[Exercise inputs Boundary: Start]

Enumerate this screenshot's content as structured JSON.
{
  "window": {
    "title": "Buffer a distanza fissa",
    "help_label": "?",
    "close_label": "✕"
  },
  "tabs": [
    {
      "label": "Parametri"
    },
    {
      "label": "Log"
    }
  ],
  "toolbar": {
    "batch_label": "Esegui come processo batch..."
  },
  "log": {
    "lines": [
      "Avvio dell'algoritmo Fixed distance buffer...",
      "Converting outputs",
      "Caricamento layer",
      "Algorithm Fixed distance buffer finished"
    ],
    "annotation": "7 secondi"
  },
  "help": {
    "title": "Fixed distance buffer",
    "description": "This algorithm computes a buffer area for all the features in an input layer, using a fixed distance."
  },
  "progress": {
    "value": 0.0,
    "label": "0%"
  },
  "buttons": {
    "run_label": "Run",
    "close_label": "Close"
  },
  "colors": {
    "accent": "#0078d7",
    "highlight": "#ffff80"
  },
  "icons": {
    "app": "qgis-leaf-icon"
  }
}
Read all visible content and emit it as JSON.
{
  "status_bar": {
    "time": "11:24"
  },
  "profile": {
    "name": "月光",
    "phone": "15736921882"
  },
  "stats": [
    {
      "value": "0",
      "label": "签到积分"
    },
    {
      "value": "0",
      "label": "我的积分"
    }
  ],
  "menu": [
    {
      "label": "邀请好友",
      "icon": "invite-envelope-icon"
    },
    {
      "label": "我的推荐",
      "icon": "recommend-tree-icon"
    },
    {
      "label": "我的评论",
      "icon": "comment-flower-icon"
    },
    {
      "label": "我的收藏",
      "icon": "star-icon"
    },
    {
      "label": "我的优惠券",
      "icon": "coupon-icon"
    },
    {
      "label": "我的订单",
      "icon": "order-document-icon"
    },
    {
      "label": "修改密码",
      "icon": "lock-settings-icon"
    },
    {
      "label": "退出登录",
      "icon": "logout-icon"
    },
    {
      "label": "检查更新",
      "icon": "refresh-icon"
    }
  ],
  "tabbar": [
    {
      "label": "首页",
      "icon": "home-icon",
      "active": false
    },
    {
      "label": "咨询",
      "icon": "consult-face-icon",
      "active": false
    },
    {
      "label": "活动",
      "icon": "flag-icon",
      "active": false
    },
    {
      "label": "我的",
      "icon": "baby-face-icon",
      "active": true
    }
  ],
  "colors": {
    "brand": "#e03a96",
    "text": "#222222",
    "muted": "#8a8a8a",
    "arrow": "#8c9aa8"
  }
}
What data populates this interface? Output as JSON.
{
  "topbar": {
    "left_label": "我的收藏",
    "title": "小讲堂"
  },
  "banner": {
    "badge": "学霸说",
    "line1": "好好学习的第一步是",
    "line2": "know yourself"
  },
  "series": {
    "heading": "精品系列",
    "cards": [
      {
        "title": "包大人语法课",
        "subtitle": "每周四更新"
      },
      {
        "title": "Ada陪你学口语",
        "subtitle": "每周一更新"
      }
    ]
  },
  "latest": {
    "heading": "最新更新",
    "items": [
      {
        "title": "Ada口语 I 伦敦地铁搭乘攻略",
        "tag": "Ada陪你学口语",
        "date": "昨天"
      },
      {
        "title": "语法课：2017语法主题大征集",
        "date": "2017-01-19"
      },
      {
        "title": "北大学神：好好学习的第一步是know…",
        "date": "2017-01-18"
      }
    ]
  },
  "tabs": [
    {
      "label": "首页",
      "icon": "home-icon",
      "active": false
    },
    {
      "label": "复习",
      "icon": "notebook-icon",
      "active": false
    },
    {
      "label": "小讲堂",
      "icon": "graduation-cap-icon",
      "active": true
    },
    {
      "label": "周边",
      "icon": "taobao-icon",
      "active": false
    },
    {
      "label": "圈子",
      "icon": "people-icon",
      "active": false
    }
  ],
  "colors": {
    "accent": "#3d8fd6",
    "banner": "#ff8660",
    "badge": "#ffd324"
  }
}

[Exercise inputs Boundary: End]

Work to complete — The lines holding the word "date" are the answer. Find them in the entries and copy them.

Output below —
        "date": "昨天"
        "date": "2017-01-19"
        "date": "2017-01-18"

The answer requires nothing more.